The Senate has no such built-in pressure to conform. Designed by the Founding Fathers to safeguard the interests of each state, it is home to 100 independent operators.
Sen. Russell B. Long (D-La.), ranking Democrat on the tax-writing Senate Finance Committee, said the panel generally tries to accommodate the interests of each member -- oil, minerals, timber, real estate, basic industries. Committee Chairman Bob Packwood (R-Ore.) has said he will push to restore favorable tax treatment for the timber industry, the biggest private employer in his state and one that would be hit hard by the House bill. Long said he and others will do the same for oil.

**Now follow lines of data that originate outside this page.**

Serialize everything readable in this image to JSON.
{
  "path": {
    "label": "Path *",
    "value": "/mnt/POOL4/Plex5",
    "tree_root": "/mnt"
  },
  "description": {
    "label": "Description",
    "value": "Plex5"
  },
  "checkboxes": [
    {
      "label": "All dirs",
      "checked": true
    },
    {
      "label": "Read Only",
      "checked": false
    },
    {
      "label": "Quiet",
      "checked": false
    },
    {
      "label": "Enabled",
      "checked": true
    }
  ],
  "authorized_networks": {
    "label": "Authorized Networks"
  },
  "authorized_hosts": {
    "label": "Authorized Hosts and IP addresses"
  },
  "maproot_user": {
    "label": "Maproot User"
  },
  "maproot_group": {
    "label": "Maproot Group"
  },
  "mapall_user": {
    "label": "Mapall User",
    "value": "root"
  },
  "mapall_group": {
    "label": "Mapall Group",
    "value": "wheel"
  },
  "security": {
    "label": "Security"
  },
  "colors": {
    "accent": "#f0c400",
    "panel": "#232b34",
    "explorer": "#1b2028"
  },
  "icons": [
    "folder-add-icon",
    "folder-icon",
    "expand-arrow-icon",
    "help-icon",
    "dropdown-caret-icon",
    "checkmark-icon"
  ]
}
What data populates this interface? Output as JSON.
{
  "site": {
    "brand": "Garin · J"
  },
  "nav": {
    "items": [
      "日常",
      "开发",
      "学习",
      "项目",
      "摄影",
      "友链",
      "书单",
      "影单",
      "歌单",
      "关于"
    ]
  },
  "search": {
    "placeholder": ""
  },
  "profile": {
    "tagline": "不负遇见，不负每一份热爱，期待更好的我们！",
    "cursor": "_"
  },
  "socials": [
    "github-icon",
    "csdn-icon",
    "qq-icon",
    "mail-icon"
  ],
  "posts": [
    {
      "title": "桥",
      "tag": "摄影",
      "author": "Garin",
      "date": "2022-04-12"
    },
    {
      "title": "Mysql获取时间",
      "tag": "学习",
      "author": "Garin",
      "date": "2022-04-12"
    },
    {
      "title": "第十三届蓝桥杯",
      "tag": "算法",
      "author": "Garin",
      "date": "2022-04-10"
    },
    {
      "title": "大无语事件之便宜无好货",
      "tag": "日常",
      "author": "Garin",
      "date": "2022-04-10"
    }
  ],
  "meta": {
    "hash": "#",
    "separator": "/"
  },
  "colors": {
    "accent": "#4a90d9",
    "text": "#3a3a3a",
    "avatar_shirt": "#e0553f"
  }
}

Because of this pattern, past House bills curbing corporate tax benefits generally have had those benefits restored in the Senate. In 1969, for example, the House voted to eliminate the oil depletion allowance; the Senate put it back. (It was curbed, but not eliminated, in the final bill.)

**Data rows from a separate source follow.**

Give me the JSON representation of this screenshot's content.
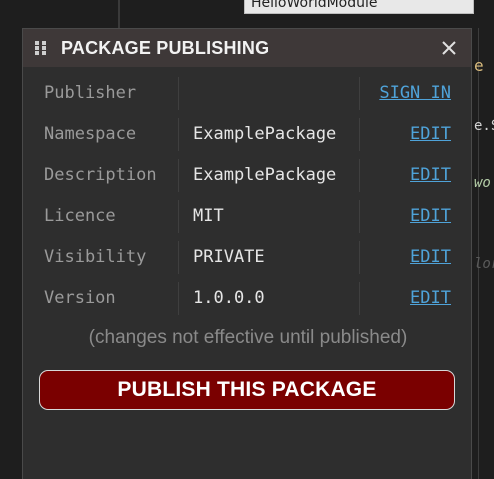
{
  "background": {
    "tab_label": "HelloWorldModule",
    "code_fragments": [
      "e",
      "e.S",
      "wo",
      "lor"
    ]
  },
  "panel": {
    "title": "PACKAGE PUBLISHING",
    "header_bg": "#3e3838",
    "properties": [
      {
        "label": "Publisher",
        "value": "",
        "action": "SIGN IN"
      },
      {
        "label": "Namespace",
        "value": "ExamplePackage",
        "action": "EDIT"
      },
      {
        "label": "Description",
        "value": "ExamplePackage",
        "action": "EDIT"
      },
      {
        "label": "Licence",
        "value": "MIT",
        "action": "EDIT"
      },
      {
        "label": "Visibility",
        "value": "PRIVATE",
        "action": "EDIT"
      },
      {
        "label": "Version",
        "value": "1.0.0.0",
        "action": "EDIT"
      }
    ],
    "note": "(changes not effective until published)",
    "publish_label": "PUBLISH THIS PACKAGE",
    "publish_color": "#7a0000",
    "link_color": "#4fa3d9"
  }
}
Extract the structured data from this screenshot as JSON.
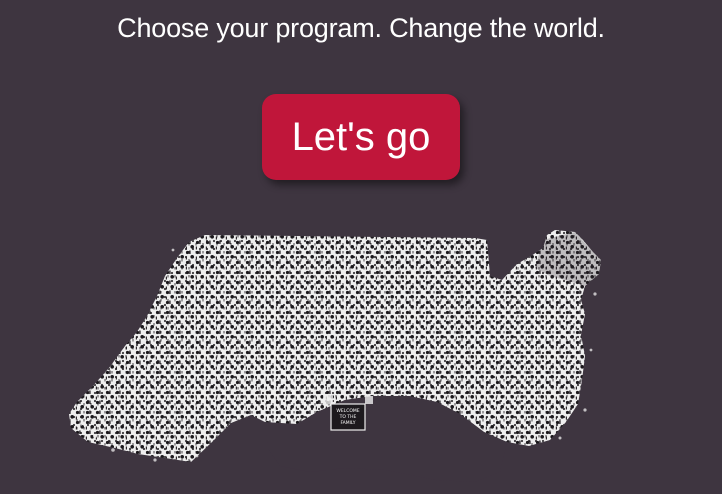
{
  "hero": {
    "tagline": "Choose your program. Change the world.",
    "cta_label": "Let's go"
  },
  "image": {
    "sign_line_1": "WELCOME",
    "sign_line_2": "TO THE",
    "sign_line_3": "FAMILY"
  },
  "colors": {
    "background": "#3e3540",
    "cta": "#c0163a",
    "text": "#ffffff"
  }
}
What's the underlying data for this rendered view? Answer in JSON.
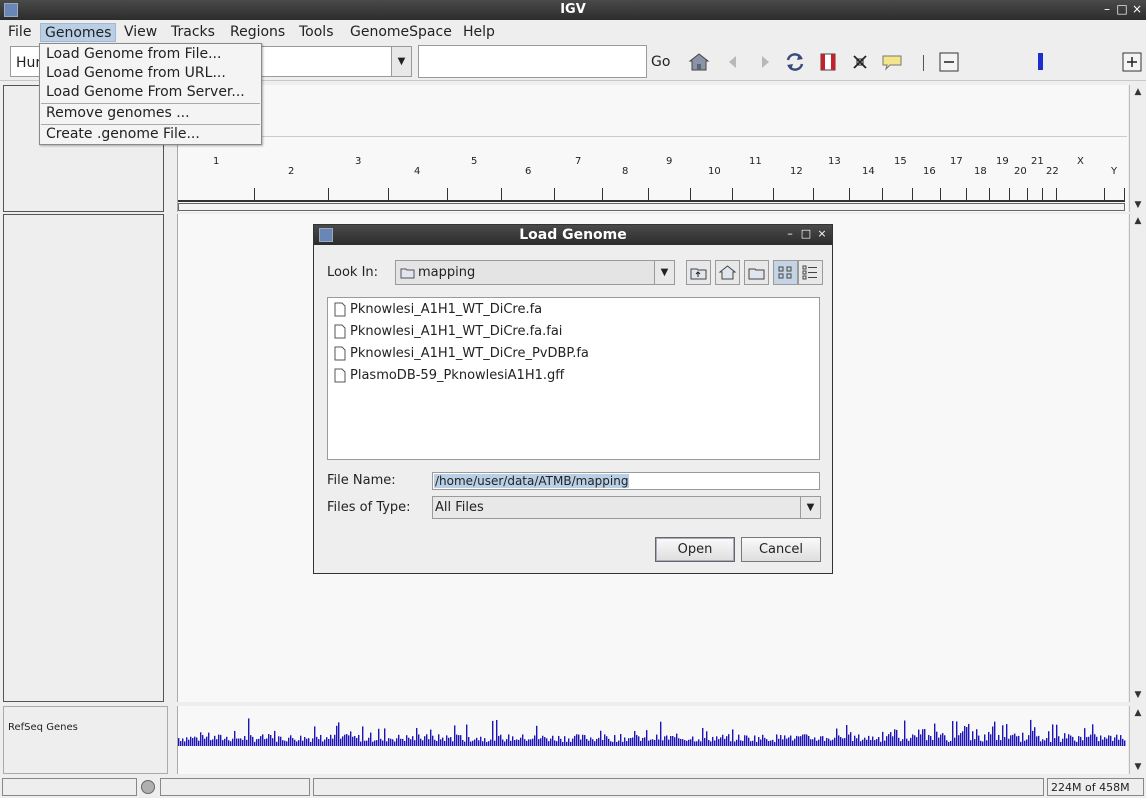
{
  "window": {
    "title": "IGV"
  },
  "menubar": {
    "items": [
      {
        "label": "File"
      },
      {
        "label": "Genomes"
      },
      {
        "label": "View"
      },
      {
        "label": "Tracks"
      },
      {
        "label": "Regions"
      },
      {
        "label": "Tools"
      },
      {
        "label": "GenomeSpace"
      },
      {
        "label": "Help"
      }
    ]
  },
  "genomes_menu": {
    "items": [
      {
        "label": "Load Genome from File..."
      },
      {
        "label": "Load Genome from URL..."
      },
      {
        "label": "Load Genome From Server..."
      },
      {
        "label": "Remove genomes ..."
      },
      {
        "label": "Create .genome File..."
      }
    ]
  },
  "toolbar": {
    "genome_value": "Hur",
    "locus_value": "",
    "go_label": "Go"
  },
  "ruler": {
    "chromosomes": [
      "1",
      "2",
      "3",
      "4",
      "5",
      "6",
      "7",
      "8",
      "9",
      "10",
      "11",
      "12",
      "13",
      "14",
      "15",
      "16",
      "17",
      "18",
      "19",
      "20",
      "21",
      "22",
      "X",
      "Y"
    ]
  },
  "tracks": {
    "refseq_label": "RefSeq Genes"
  },
  "status": {
    "memory": "224M of 458M"
  },
  "dialog": {
    "title": "Load Genome",
    "look_in_label": "Look In:",
    "look_in_value": "mapping",
    "files": [
      {
        "name": "Pknowlesi_A1H1_WT_DiCre.fa"
      },
      {
        "name": "Pknowlesi_A1H1_WT_DiCre.fa.fai"
      },
      {
        "name": "Pknowlesi_A1H1_WT_DiCre_PvDBP.fa"
      },
      {
        "name": "PlasmoDB-59_PknowlesiA1H1.gff"
      }
    ],
    "file_name_label": "File Name:",
    "file_name_value": "/home/user/data/ATMB/mapping",
    "files_of_type_label": "Files of Type:",
    "files_of_type_value": "All Files",
    "open_label": "Open",
    "cancel_label": "Cancel"
  }
}
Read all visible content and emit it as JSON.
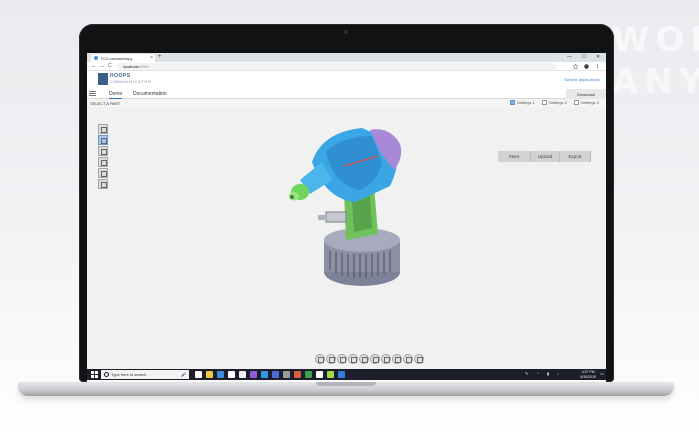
{
  "browser": {
    "tab_title": "TCG emulat/respy",
    "new_tab": "+",
    "tab_close": "×",
    "address": "localhost",
    "address_suffix": ":8080",
    "window_controls": [
      "—",
      "☐",
      "✕"
    ],
    "nav": [
      "←",
      "→",
      "C"
    ]
  },
  "app": {
    "logo_title": "HOOPS",
    "logo_sub": "COMMUNICATOR",
    "sample_link": "Sample applications",
    "menu": [
      "Demo",
      "Documentation"
    ],
    "download_label": "Download"
  },
  "subbar": {
    "select_label": "SELECT A PART",
    "settings": [
      {
        "label": "Settings 1",
        "checked": true
      },
      {
        "label": "Settings 2",
        "checked": false
      },
      {
        "label": "Settings 3",
        "checked": false
      }
    ]
  },
  "viewer": {
    "actions": [
      "Store",
      "Upload",
      "Export"
    ],
    "side_tools": [
      "home-icon",
      "select-icon",
      "cube-icon",
      "measure-icon",
      "cut-icon",
      "settings-icon"
    ],
    "active_side_tool": 1,
    "bottom_tools": [
      "orbit-icon",
      "pan-icon",
      "zoom-icon",
      "view-icon",
      "section-icon",
      "explode-icon",
      "camera-icon",
      "markup-icon",
      "settings-icon",
      "snapshot-icon"
    ],
    "model": {
      "accent_blue": "#3aa7e4",
      "purple": "#a889d8",
      "green": "#59c34a",
      "grey": "#8c90a3"
    }
  },
  "taskbar": {
    "search_placeholder": "Type here to search",
    "mic": "🎤",
    "time": "4:27 PM",
    "date": "5/30/2019",
    "icons": [
      {
        "name": "task-view-icon",
        "color": "#ffffff"
      },
      {
        "name": "file-explorer-icon",
        "color": "#f3c544"
      },
      {
        "name": "edge-icon",
        "color": "#3a8ddb"
      },
      {
        "name": "store-icon",
        "color": "#ffffff"
      },
      {
        "name": "chrome-icon",
        "color": "#f0f0f0"
      },
      {
        "name": "vs-icon",
        "color": "#8d5bd6"
      },
      {
        "name": "vscode-icon",
        "color": "#2e9ae0"
      },
      {
        "name": "app-icon",
        "color": "#4b6cd8"
      },
      {
        "name": "terminal-icon",
        "color": "#9b9b9b"
      },
      {
        "name": "app2-icon",
        "color": "#d95c3d"
      },
      {
        "name": "app3-icon",
        "color": "#3ba34a"
      },
      {
        "name": "app4-icon",
        "color": "#ffffff"
      },
      {
        "name": "app5-icon",
        "color": "#a1d94e"
      },
      {
        "name": "app6-icon",
        "color": "#2f7fe0"
      }
    ]
  }
}
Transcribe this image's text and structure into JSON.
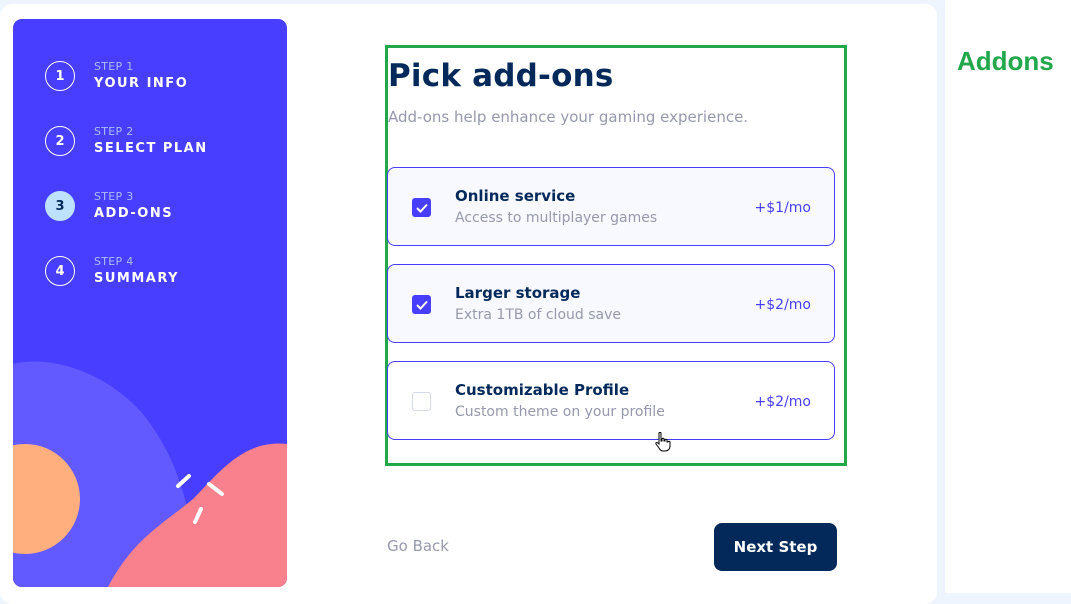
{
  "sidebar": {
    "steps": [
      {
        "number": "1",
        "small": "STEP 1",
        "label": "YOUR INFO",
        "active": false
      },
      {
        "number": "2",
        "small": "STEP 2",
        "label": "SELECT PLAN",
        "active": false
      },
      {
        "number": "3",
        "small": "STEP 3",
        "label": "ADD-ONS",
        "active": true
      },
      {
        "number": "4",
        "small": "STEP 4",
        "label": "SUMMARY",
        "active": false
      }
    ]
  },
  "main": {
    "title": "Pick add-ons",
    "subtitle": "Add-ons help enhance your gaming experience.",
    "addons": [
      {
        "name": "Online service",
        "description": "Access to multiplayer games",
        "price": "+$1/mo",
        "checked": true
      },
      {
        "name": "Larger storage",
        "description": "Extra 1TB of cloud save",
        "price": "+$2/mo",
        "checked": true
      },
      {
        "name": "Customizable Profile",
        "description": "Custom theme on your profile",
        "price": "+$2/mo",
        "checked": false
      }
    ],
    "back_label": "Go Back",
    "next_label": "Next Step"
  },
  "annotation": {
    "label": "Addons"
  },
  "colors": {
    "sidebar_bg": "#483eff",
    "primary_dark": "#02295a",
    "accent": "#483eff",
    "highlight": "#22a84a",
    "muted_text": "#9699ab"
  }
}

Moreover, the modern-day Senate Finance Committee has several of its own ideas about what constitutes tax overhaul, and some of them conflict with Reagan's.

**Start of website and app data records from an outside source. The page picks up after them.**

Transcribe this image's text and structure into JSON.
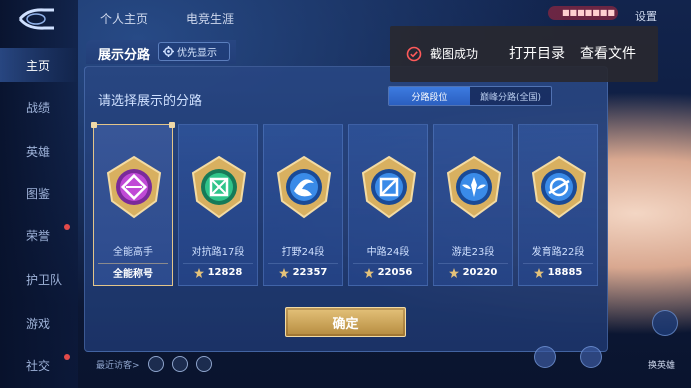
{
  "top_tabs": {
    "profile_home": "个人主页",
    "esports_career": "电竞生涯",
    "settings": "设置",
    "notice": "■■■■■■■"
  },
  "left_nav": {
    "items": [
      {
        "label": "主页",
        "active": true
      },
      {
        "label": "战绩",
        "active": false
      },
      {
        "label": "英雄",
        "active": false
      },
      {
        "label": "图鉴",
        "active": false
      },
      {
        "label": "荣誉",
        "active": false
      },
      {
        "label": "护卫队",
        "active": false
      },
      {
        "label": "游戏",
        "active": false
      },
      {
        "label": "社交",
        "active": false
      }
    ]
  },
  "panel": {
    "title": "展示分路",
    "priority_button": "优先显示",
    "prompt": "请选择展示的分路",
    "toggle": {
      "options": [
        "分路段位",
        "巅峰分路(全国)"
      ],
      "selected": "分路段位"
    },
    "lanes": [
      {
        "name": "全能高手",
        "title_label": "全能称号",
        "score": null,
        "selected": true,
        "icon": "all-rounder-badge-icon",
        "color": "#c04ad6"
      },
      {
        "name": "对抗路17段",
        "score": "12828",
        "selected": false,
        "icon": "clash-lane-badge-icon",
        "color": "#2fc48a"
      },
      {
        "name": "打野24段",
        "score": "22357",
        "selected": false,
        "icon": "jungle-badge-icon",
        "color": "#3a8be8"
      },
      {
        "name": "中路24段",
        "score": "22056",
        "selected": false,
        "icon": "mid-lane-badge-icon",
        "color": "#3a8be8"
      },
      {
        "name": "游走23段",
        "score": "20220",
        "selected": false,
        "icon": "roam-badge-icon",
        "color": "#3a8be8"
      },
      {
        "name": "发育路22段",
        "score": "18885",
        "selected": false,
        "icon": "farm-lane-badge-icon",
        "color": "#3a8be8"
      }
    ],
    "confirm_button": "确定"
  },
  "toast": {
    "status_text": "截图成功",
    "open_folder": "打开目录",
    "view_file": "查看文件",
    "icon": "check-circle-icon"
  },
  "bottom": {
    "visitor_text": "最近访客>",
    "right_label": "换英雄"
  },
  "colors": {
    "accent_gold": "#e4c27a",
    "panel_bg": "#2c4c8e",
    "toggle_active": "#3d7be0"
  }
}
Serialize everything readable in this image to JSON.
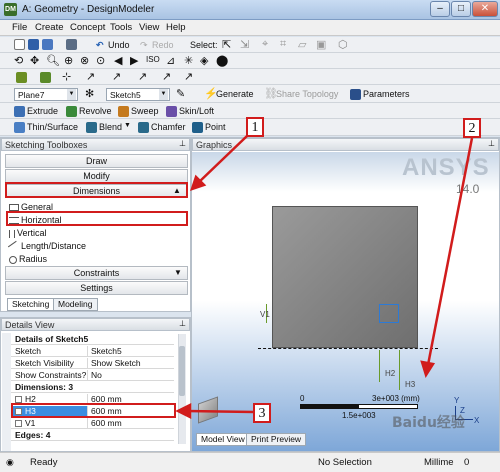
{
  "window": {
    "app_icon": "DM",
    "title": "A: Geometry - DesignModeler"
  },
  "window_buttons": {
    "minimize": "–",
    "maximize": "□",
    "close": "✕"
  },
  "menu": [
    "File",
    "Create",
    "Concept",
    "Tools",
    "View",
    "Help"
  ],
  "toolbar1": {
    "undo": "Undo",
    "redo": "Redo",
    "select": "Select:"
  },
  "toolbar3": {
    "plane": "Plane7",
    "sketch": "Sketch5",
    "generate": "Generate",
    "share_topology": "Share Topology",
    "parameters": "Parameters"
  },
  "toolbar4": {
    "extrude": "Extrude",
    "revolve": "Revolve",
    "sweep": "Sweep",
    "skin_loft": "Skin/Loft"
  },
  "toolbar5": {
    "thin_surface": "Thin/Surface",
    "blend": "Blend",
    "chamfer": "Chamfer",
    "point": "Point"
  },
  "sketching_toolboxes": {
    "title": "Sketching Toolboxes",
    "draw": "Draw",
    "modify": "Modify",
    "dimensions": "Dimensions",
    "tools": [
      "General",
      "Horizontal",
      "Vertical",
      "Length/Distance",
      "Radius"
    ],
    "constraints": "Constraints",
    "settings": "Settings",
    "tabs": [
      "Sketching",
      "Modeling"
    ]
  },
  "graphics": {
    "title": "Graphics",
    "logo": "ANSYS",
    "version": "14.0",
    "dim_v1": "V1",
    "dim_h2": "H2",
    "dim_h3": "H3",
    "scale_left": "0",
    "scale_right": "3e+003 (mm)",
    "scale_mid": "1.5e+003",
    "axis_x": "X",
    "axis_y": "Y",
    "axis_z": "Z",
    "tabs": [
      "Model View",
      "Print Preview"
    ]
  },
  "details": {
    "panel_title": "Details View",
    "header": "Details of Sketch5",
    "rows": [
      {
        "k": "Sketch",
        "v": "Sketch5"
      },
      {
        "k": "Sketch Visibility",
        "v": "Show Sketch"
      },
      {
        "k": "Show Constraints?",
        "v": "No"
      }
    ],
    "dimensions_header": "Dimensions: 3",
    "dims": [
      {
        "k": "H2",
        "v": "600 mm"
      },
      {
        "k": "H3",
        "v": "600 mm"
      },
      {
        "k": "V1",
        "v": "600 mm"
      }
    ],
    "edges_header": "Edges: 4"
  },
  "callouts": [
    "1",
    "2",
    "3"
  ],
  "status": {
    "ready": "Ready",
    "selection": "No Selection",
    "units": "Millime",
    "value": "0"
  },
  "watermark": "Baidu经验",
  "colors": {
    "highlight_red": "#d11c1c",
    "selected_blue": "#3b8de0",
    "dim_green": "#6a9a2a"
  }
}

Packwood and Sen. William V. Roth Jr. (R-Del.) advocate a consumption tax to raise revenue outside the income tax system. Others advocate gas taxes or oil import fees, while Sen. John H. Chafee (R-R.I.) has pressed for reducing most existing tax benefits by 25 percent. Sen. Bill Bradley (D-N.J.), who introduced his own tax-overhaul measure two years before Reagan, is the most enthusiastic supporter of the House measure although he too seeks numerous changes.
Another signal of Senate independence came last week in response to Reagan's letter to House Republicans -- a written promise to veto the tax bill unless the Senate changes it to his specifications. Majority Leader Robert J. Dole (R-Kan.) and Packwood said they would not be bound by Reagan's dictates.
"We'll see what he vetoes and what he doesn't," said Chafee, a Finance Committee member. "There's too much talk of vetoes around here."
Despite this history, several senators said in interviews that they believe tax overhaul along the lines etched by Reagan and the House is possible in 1986. The chief factor is Reagan, who plans to promote the measure in his State of the Union address and to make it a key issue in the 1986 Senate elections.
"I think the Senate is in the mood for this legislation because of the attraction of lower tax rates and also because we're the president's party and we want to accommodate him to the best of our ability," Chafee said.
He and other senators in both parties emphasized, however, that they expect to build in more benefits for business investment -- one of Reagan's criteria and an approach that many House Democrats said they applaud.
Bradley, who is expected to take a prominent role in the debate, predicted that the lure of lower tax rates in an election year could ease the tougher decision to curb tax benefits.
"In the past, when the Senate added a lot of loopholes to the tax code, we were living in a world without $200 billion deficits," Bradley said. "Today, if you want to make the speech for lower tax rates, you have to make the speech for closing loopholes, too."
He and others pointed out that the Finance Committee has made that kind of tradeoff before -- in 1982, under then-chairman Dole, when it narrowed numerous loopholes to stem revenue losses from Reagan's 1981 tax cut. At the time, 12 of the panel's 20 members faced reelection.
Perhaps the biggest political wild card is the Gramm-Rudman-Hollings law mandating deficit reduction, whose first effects will be felt as the Senate is grappling with the tax measure. If congressional budget cuts do not pare the deficit to targeted levels, new tax revenues could be needed, and the overhaul bill could become a vehicle for them if political pressure mounts.
"As an economist," said Harvey Galper of the Brookings Institute, "I'm finding the politics of this bill as fascinating as the economics."